The supreme Being having condescended to promise by a covenant, that he would be the Protector of his creatures, continued to manifest his superintendence. both general and particular, by a variety of means, but more especially by a series of prophecies. These supernatural intimations of the divine will, from the first obscure ray which cheered our fallen parents in Paradise, to the full blaze of gospel light, harmonious in their tendency, and progressive in their clearness, besides their relation to the intermediate dispensations of Providence, still pointed to their ultimate end. They kept up the expectation of an extraordinary person, who should deliver mankind from the curse incurred by disobedience, both on him, and for his sake, on the earth which he inhabited.
Lamech, for example, exclaims on the birth of his son, Noah, "this same shall comfort us concerning our work and toil of our hands, because of the ground which the Lord hath cursed." And Noah, in the blessing pronounced on his children, distinguishes his son Shem, as being fa-.

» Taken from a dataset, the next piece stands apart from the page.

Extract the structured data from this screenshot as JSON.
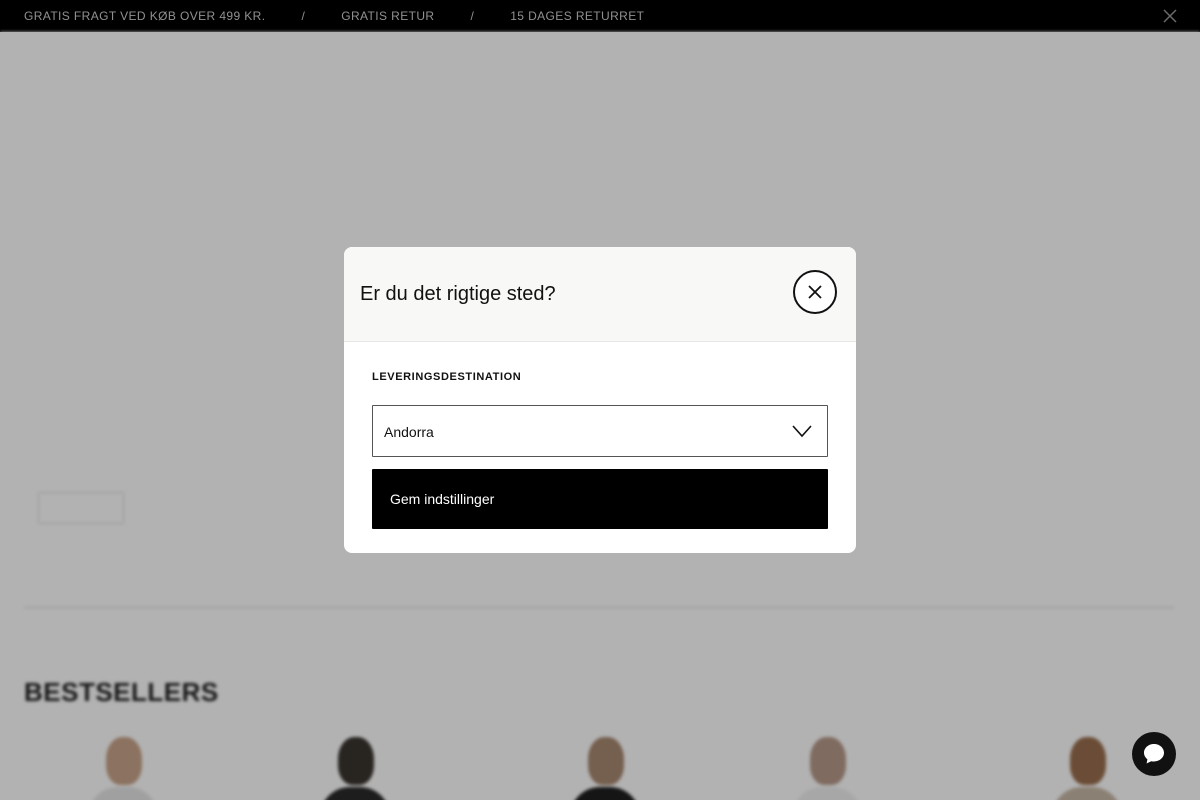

voured with some peculiar relationship to the Deity, in these words: "Blessed be the Lord, God of Shem." Noah was singularly honoured, as we have seen, and Shem became the progenitor of God's peculiar people. Noah having been a preacher of righteousness to the old world, became a prophet to the new; being enlightened to foretel the future fortunes of his children. On Shem and Ja phet, who were virtuous persons, and dutiful sons, he pronounced a blessing while Ham is assured, that he should "servant of servants to his brethren."
FANNY. Then Ham, I suppose, did not deserve a blessing?
MRS. M. You are right. The supreme Disposer of events is always just. Ham had himself a bad disposition; but his posterity, who were chiefly implicated in the prophecy, were abominably wicked. Prophecies are seldom to be understood of single persons; they generally comprehend whole nations; as you will find when you come to study them. We shall notice them now only when they elucidate the history in which we are engaged.
CHARLES. I have heard one of our professors say, that Ham became black in consequence of the curse pronounced by his father against him. And thus he accounts for the colour of the Africans, his posterity.
MRS. M. Your professor, my dear, has no authority for his opinion; nor need we undertake to discuss a question irrecoverably lost. Let us confine ourselves chiefly to the letter of Scripture, and if we cannot there discover the causes of difference in the colour of the human family, we can with certainty account for the varieties in language. There we learn, that though mankind had greatly multiplied after the flood, "they were yet of one language and